Cassius X, Stuart Cosgrove Birlinn £17.99
Cassius X is a superb piece of writing documenting a time when Cassius Clay got politicised by Nation of Islam and in particular Malcolm X. This is a fascinating period in history, not just in the boxing ring where the young fighter was preparing to fight Sonny Liston. Life in the US was also changing dramatically. Cassius, a gold-medal winner in the 1960 Olympics, had since turned professional and decided to base himself in Miami. Cosgrove explains how the city shaped him forever. Miami had seen a huge influx of immigration from the island, and Cuban boxers and trainers became part of Clay’s team from the outset. The period also saw the start of a music phenomenon known as soul. Large parts of the book are about this new black music taking the world by storm, and in many ways is a precursor to Cosgrove’s earlier soul trilogy: Detroit 67, Memphis 68 and Harlem 69.
Cassius regularly frequented the soul clubs where future superstars started their careers. He became friends with many, including his first serious girlfriend Dee Dee Sharp — at the time a bigger name than Cassius. It wasn’t just music where black people were changing the world. The civil rights movement was growing and the fight against segregation became one of the biggest issues in the US. Kennedy’s assassination in 1963 had a deep impact. Comedy was frowned upon, and the smiling, loud, showoff boxer from Kentucky was criticised in some quarters for not respecting the sombre mood. Another person criticised was Malcolm X.
His relationship with Nation of Islam leaders, particularly Elijah Muhammad, was by this time so strained there seemed no way back. Malcolm sealed the deal with his “chickens have come home to roost” comment in response to the JFK murder. Clay’s victory against Liston is arguably the greatest upset in heavyweight boxing. The FBI spent years investigating if the fight was fixed. No evidence was ever found. Afterwards Clay celebrated in a hotel room with his close friend Sam Cooke and mentor Malcolm X. It wasn’t long before both men were shot dead. Shortly after the fight, Nation of Islam announced Clay was now a member of its organisation and had been given the Muslim name Muhammad Ali. It was a masterstroke by Elijah Muhammad and from that point onwards Ali and Malcolm X never spoke to each other again.

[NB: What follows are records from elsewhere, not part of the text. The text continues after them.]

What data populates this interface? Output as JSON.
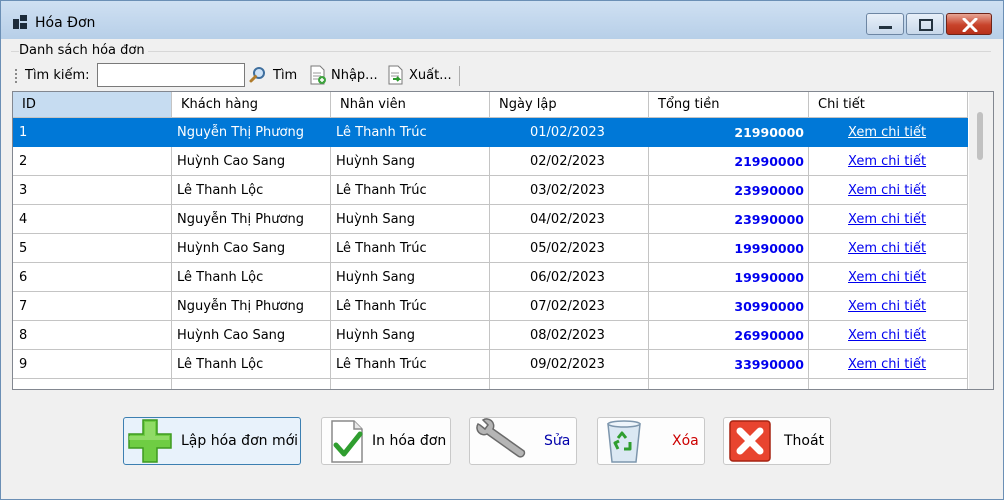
{
  "window": {
    "title": "Hóa Đơn",
    "controls": {
      "minimize": "minimize",
      "maximize": "maximize",
      "close": "close"
    }
  },
  "group": {
    "label": "Danh sách hóa đơn"
  },
  "toolbar": {
    "search_label": "Tìm kiếm:",
    "search_value": "",
    "find_label": "Tìm",
    "import_label": "Nhập...",
    "export_label": "Xuất..."
  },
  "table": {
    "columns": [
      "ID",
      "Khách hàng",
      "Nhân viên",
      "Ngày lập",
      "Tổng tiền",
      "Chi tiết"
    ],
    "rows": [
      {
        "id": "1",
        "customer": "Nguyễn Thị Phương",
        "employee": "Lê Thanh Trúc",
        "date": "01/02/2023",
        "total": "21990000",
        "detail": "Xem chi tiết"
      },
      {
        "id": "2",
        "customer": "Huỳnh Cao Sang",
        "employee": "Huỳnh Sang",
        "date": "02/02/2023",
        "total": "21990000",
        "detail": "Xem chi tiết"
      },
      {
        "id": "3",
        "customer": "Lê Thanh Lộc",
        "employee": "Lê Thanh Trúc",
        "date": "03/02/2023",
        "total": "23990000",
        "detail": "Xem chi tiết"
      },
      {
        "id": "4",
        "customer": "Nguyễn Thị Phương",
        "employee": "Huỳnh Sang",
        "date": "04/02/2023",
        "total": "23990000",
        "detail": "Xem chi tiết"
      },
      {
        "id": "5",
        "customer": "Huỳnh Cao Sang",
        "employee": "Lê Thanh Trúc",
        "date": "05/02/2023",
        "total": "19990000",
        "detail": "Xem chi tiết"
      },
      {
        "id": "6",
        "customer": "Lê Thanh Lộc",
        "employee": "Huỳnh Sang",
        "date": "06/02/2023",
        "total": "19990000",
        "detail": "Xem chi tiết"
      },
      {
        "id": "7",
        "customer": "Nguyễn Thị Phương",
        "employee": "Lê Thanh Trúc",
        "date": "07/02/2023",
        "total": "30990000",
        "detail": "Xem chi tiết"
      },
      {
        "id": "8",
        "customer": "Huỳnh Cao Sang",
        "employee": "Huỳnh Sang",
        "date": "08/02/2023",
        "total": "26990000",
        "detail": "Xem chi tiết"
      },
      {
        "id": "9",
        "customer": "Lê Thanh Lộc",
        "employee": "Lê Thanh Trúc",
        "date": "09/02/2023",
        "total": "33990000",
        "detail": "Xem chi tiết"
      },
      {
        "id": "",
        "customer": "",
        "employee": "",
        "date": "",
        "total": "",
        "detail": ""
      }
    ],
    "selected_row": 1
  },
  "actions": {
    "new_label": "Lập hóa đơn mới",
    "print_label": "In hóa đơn",
    "edit_label": "Sửa",
    "delete_label": "Xóa",
    "exit_label": "Thoát"
  },
  "icons": {
    "app": "app-window-icon",
    "find": "magnifier-icon",
    "import": "import-document-icon",
    "export": "export-document-icon",
    "new": "green-plus-icon",
    "print": "document-check-icon",
    "edit": "wrench-icon",
    "delete": "recycle-bin-icon",
    "exit": "red-x-icon"
  },
  "colors": {
    "selection": "#0078d7",
    "money": "#0000ee",
    "link": "#0000ee",
    "delete_text": "#cc0000",
    "edit_text": "#0000aa"
  }
}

The book isn’t so much about Cassius Clay, who became Cassius X, who became Muhammad Ali, who became the greatest boxer and most famous sports person ever. Rather it uses Ali as a first-hand witness to some remarkable events in 1960s politics and culture. Cassius X tells the story of a part of Ali’s life that has never really been told before. But the real story is the music, the people, the politics and the events which shaped the US.